On Behalf of | May 19, 2017 | Blog, Criminal Law |

Criminal terms can quickly become confusing and it is important to have a full understanding of the crime you have been charged with, as well as the penalties that accompany this charge. One of the most common misconceptions is the differences between larceny, robbery, and burglary. This is so often confused because they all have to do with taking someone else’s property without consent from the other party.


Larceny is the simplest form of theft in New York State. In a larceny charge, the theft occurred without the use of force or weapons. The consequences of a larceny conviction are determined by the value of the property that has been stolen. Petit larceny applies to property that was stolen with a value of no more than $1,000. Grand larceny applies to stolen property valued over $1,000.
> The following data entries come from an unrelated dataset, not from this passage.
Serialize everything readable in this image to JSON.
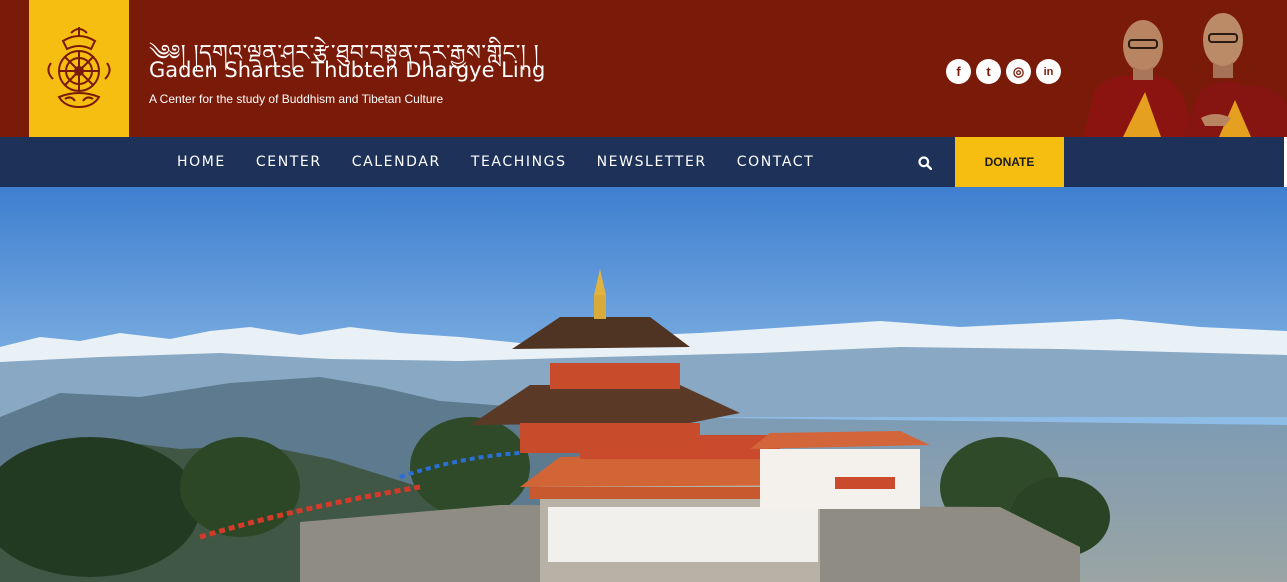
{
  "header": {
    "tibetan_title": "༄༅། །དགའ་ལྡན་ཤར་རྩེ་ཐུབ་བསྟན་དར་རྒྱས་གླིང་། །",
    "title": "Gaden Shartse Thubten Dhargye Ling",
    "tagline": "A Center for the study of Buddhism and Tibetan Culture",
    "logo_icon": "dharma-wheel-emblem",
    "brand_colors": {
      "maroon": "#7a1a08",
      "gold": "#f6be10",
      "navy": "#1e3259"
    }
  },
  "social": [
    {
      "name": "facebook-icon",
      "glyph": "f"
    },
    {
      "name": "twitter-icon",
      "glyph": "t"
    },
    {
      "name": "instagram-icon",
      "glyph": "◎"
    },
    {
      "name": "linkedin-icon",
      "glyph": "in"
    }
  ],
  "nav": {
    "items": [
      "HOME",
      "CENTER",
      "CALENDAR",
      "TEACHINGS",
      "NEWSLETTER",
      "CONTACT"
    ],
    "search_icon": "search-icon",
    "donate_label": "DONATE"
  }
}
Burglaries are more serious crimes. In order for a crime to be considered a burglary, the person must have unlawfully entered a building with the intent to commit a crime. Burglaries don’t actually require you to commit a theft. The only requirement is that you enter a building unlawfully.


When a person uses physical force or fear during a theft, it is considered robbery. If someone commits a theft with a firearm, it becomes an armed robbery. You will be facing serious consequences if you are charged with robbery, especially if a firearm is involved and someone became injured.

If you have been charged with a crime, it is essential that you contact an experienced criminal defense attorney today.

Contact The Law Office of Raji S. Zeidan, PC today to schedule a consultation if you are in need of strong legal representation for any of your criminal defense and personal injury matters.